Todd Litman (2009), "Air Pollution Costs," Transportation Cost and Benefit Analysis, Victoria Transport Policy Institute (www.vtpi.org). Available at www.vtpi.org/tca/tca0510.pdf

M. Maibach, et al. (2008), Handbook on Estimation of External Cost in the Transport Sector, CE Delft (www.ce.nl). Available at: http://ec.europa.eu/transport/sustainable/doc/2008_costs_handbook.pdf.

Muller and Mendelsohn, (2009). Efficient Pollution Regulation: Getting the Prices Right. American Economic Review, 99:55, 1714-1739.

Nadine Unger, et al. (2011), “Attribution Of Climate Forcing To Economic Sectors,” Proceedings of the National Academy of Sciences of the U.S. (www.pnas.org): at www.pnas.org/content/early/2010/02/02/0906548107.abstract.

Urban Transportation Emissions Calculator (www.tc.gc.ca/UTEC) provides tools for estimating greenhouse gas (GHG) and criteria air pollution emissions from various types of vehicles.

USEPA (2008), MOBILE Model (on-road vehicles), (www.epa.gov). Available at: www.epa.gov/OTAQ/mobile.htm.

Zhang, Anming, Anthony E. Boardman, David Gillen and W.G. Waters II (2005), Towards Estimating the Social and Environmental Costs of Transportation in Canada, Centre for Transportation Studies, University of British Columbia (www.sauder.ubc.ca/cts), for Transport Canada.

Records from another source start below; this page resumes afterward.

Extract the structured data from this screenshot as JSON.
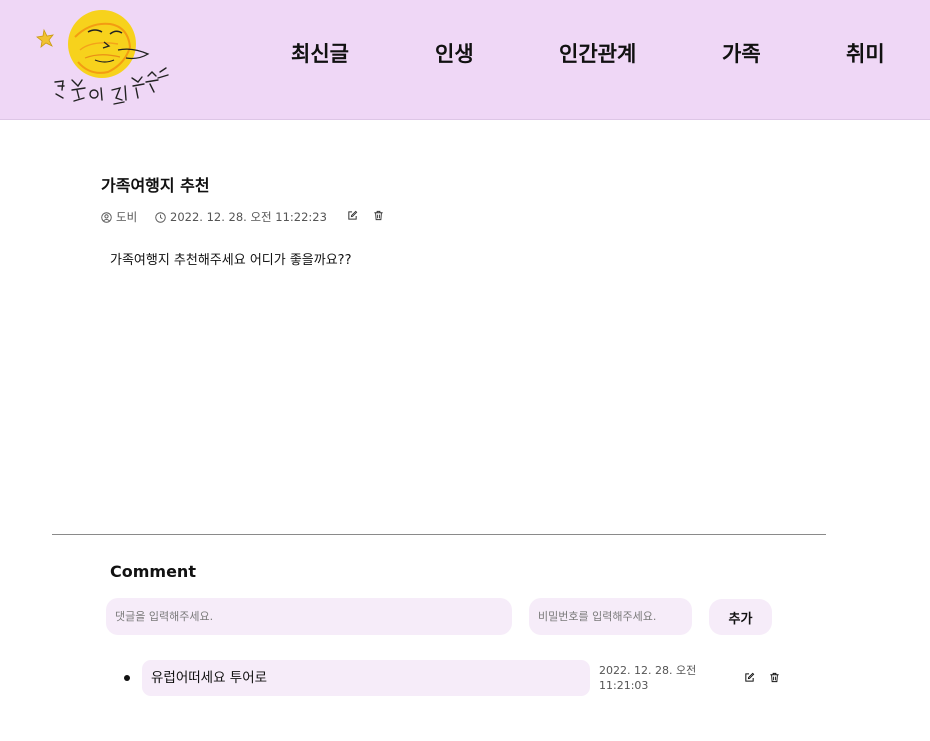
{
  "header": {
    "logo_text": "김쪽이 집합소",
    "nav": [
      {
        "label": "최신글"
      },
      {
        "label": "인생"
      },
      {
        "label": "인간관계"
      },
      {
        "label": "가족"
      },
      {
        "label": "취미"
      }
    ]
  },
  "post": {
    "title": "가족여행지 추천",
    "author": "도비",
    "datetime": "2022. 12. 28. 오전 11:22:23",
    "body": "가족여행지 추천해주세요 어디가 좋을까요??"
  },
  "comments_section": {
    "heading": "Comment",
    "comment_placeholder": "댓글을 입력해주세요.",
    "password_placeholder": "비밀번호를 입력해주세요.",
    "add_label": "추가",
    "items": [
      {
        "text": "유럽어떠세요 투어로",
        "date_line1": "2022. 12. 28. 오전",
        "date_line2": "11:21:03"
      }
    ]
  },
  "icons": {
    "author": "user-circle-icon",
    "time": "clock-icon",
    "edit": "edit-icon",
    "delete": "trash-icon"
  },
  "colors": {
    "header_bg": "#efd7f6",
    "input_bg": "#f6ecf9",
    "logo_yellow": "#f7d21c"
  }
}
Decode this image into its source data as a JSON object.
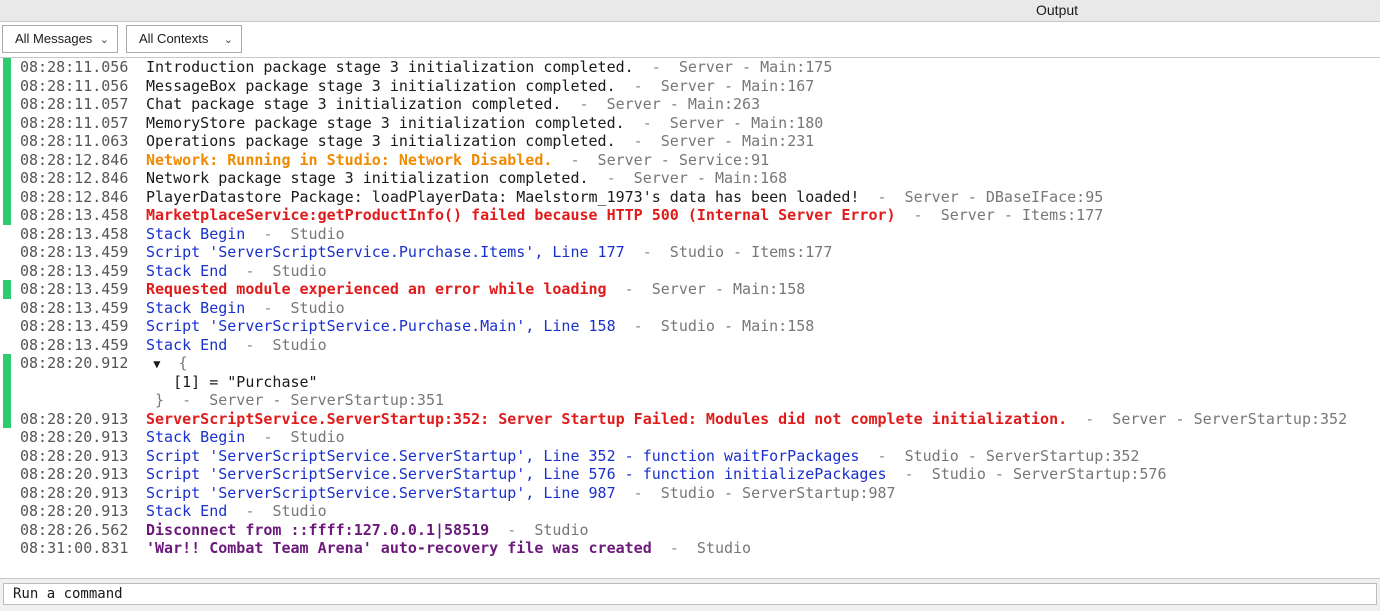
{
  "window": {
    "title": "Output"
  },
  "filters": {
    "messages_label": "All Messages",
    "contexts_label": "All Contexts"
  },
  "log": [
    {
      "time": "08:28:11.056",
      "text": "Introduction package stage 3 initialization completed.",
      "source": "Server - Main:175",
      "level": "info",
      "marker": true
    },
    {
      "time": "08:28:11.056",
      "text": "MessageBox package stage 3 initialization completed.",
      "source": "Server - Main:167",
      "level": "info",
      "marker": true
    },
    {
      "time": "08:28:11.057",
      "text": "Chat package stage 3 initialization completed.",
      "source": "Server - Main:263",
      "level": "info",
      "marker": true
    },
    {
      "time": "08:28:11.057",
      "text": "MemoryStore package stage 3 initialization completed.",
      "source": "Server - Main:180",
      "level": "info",
      "marker": true
    },
    {
      "time": "08:28:11.063",
      "text": "Operations package stage 3 initialization completed.",
      "source": "Server - Main:231",
      "level": "info",
      "marker": true
    },
    {
      "time": "08:28:12.846",
      "text": "Network: Running in Studio: Network Disabled.",
      "source": "Server - Service:91",
      "level": "warn",
      "marker": true
    },
    {
      "time": "08:28:12.846",
      "text": "Network package stage 3 initialization completed.",
      "source": "Server - Main:168",
      "level": "info",
      "marker": true
    },
    {
      "time": "08:28:12.846",
      "text": "PlayerDatastore Package: loadPlayerData: Maelstorm_1973's data has been loaded!",
      "source": "Server - DBaseIFace:95",
      "level": "info",
      "marker": true
    },
    {
      "time": "08:28:13.458",
      "text": "MarketplaceService:getProductInfo() failed because HTTP 500 (Internal Server Error)",
      "source": "Server - Items:177",
      "level": "err",
      "marker": true
    },
    {
      "time": "08:28:13.458",
      "text": "Stack Begin",
      "source": "Studio",
      "level": "stack",
      "marker": false
    },
    {
      "time": "08:28:13.459",
      "text": "Script 'ServerScriptService.Purchase.Items', Line 177",
      "source": "Studio - Items:177",
      "level": "stack",
      "marker": false
    },
    {
      "time": "08:28:13.459",
      "text": "Stack End",
      "source": "Studio",
      "level": "stack",
      "marker": false
    },
    {
      "time": "08:28:13.459",
      "text": "Requested module experienced an error while loading",
      "source": "Server - Main:158",
      "level": "err",
      "marker": true
    },
    {
      "time": "08:28:13.459",
      "text": "Stack Begin",
      "source": "Studio",
      "level": "stack",
      "marker": false
    },
    {
      "time": "08:28:13.459",
      "text": "Script 'ServerScriptService.Purchase.Main', Line 158",
      "source": "Studio - Main:158",
      "level": "stack",
      "marker": false
    },
    {
      "time": "08:28:13.459",
      "text": "Stack End",
      "source": "Studio",
      "level": "stack",
      "marker": false
    }
  ],
  "table_entry": {
    "time": "08:28:20.912",
    "toggle": "▼",
    "open_brace": "{",
    "item": "[1] = \"Purchase\"",
    "close_brace": "}",
    "source": "Server - ServerStartup:351"
  },
  "log2": [
    {
      "time": "08:28:20.913",
      "text": "ServerScriptService.ServerStartup:352: Server Startup Failed: Modules did not complete initialization.",
      "source": "Server - ServerStartup:352",
      "level": "err",
      "marker": true
    },
    {
      "time": "08:28:20.913",
      "text": "Stack Begin",
      "source": "Studio",
      "level": "stack",
      "marker": false
    },
    {
      "time": "08:28:20.913",
      "text": "Script 'ServerScriptService.ServerStartup', Line 352 - function waitForPackages",
      "source": "Studio - ServerStartup:352",
      "level": "stack",
      "marker": false
    },
    {
      "time": "08:28:20.913",
      "text": "Script 'ServerScriptService.ServerStartup', Line 576 - function initializePackages",
      "source": "Studio - ServerStartup:576",
      "level": "stack",
      "marker": false
    },
    {
      "time": "08:28:20.913",
      "text": "Script 'ServerScriptService.ServerStartup', Line 987",
      "source": "Studio - ServerStartup:987",
      "level": "stack",
      "marker": false
    },
    {
      "time": "08:28:20.913",
      "text": "Stack End",
      "source": "Studio",
      "level": "stack",
      "marker": false
    },
    {
      "time": "08:28:26.562",
      "text": "Disconnect from ::ffff:127.0.0.1|58519",
      "source": "Studio",
      "level": "purple",
      "marker": false
    },
    {
      "time": "08:31:00.831",
      "text": "'War!! Combat Team Arena' auto-recovery file was created",
      "source": "Studio",
      "level": "purple",
      "marker": false
    }
  ],
  "separator": "-",
  "command": {
    "placeholder": "Run a command"
  },
  "colors": {
    "marker": "#2ecc71",
    "warning": "#f08a00",
    "error": "#e01b1b",
    "stack": "#1930cc",
    "studio_purple": "#6b1a7a"
  },
  "icons": {
    "dropdown": "chevron-down-icon",
    "expand": "triangle-down-icon"
  }
}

Available at: www.sauder.ubc.ca/cts/docs/Full-TC-report-Updated-November05.pdf.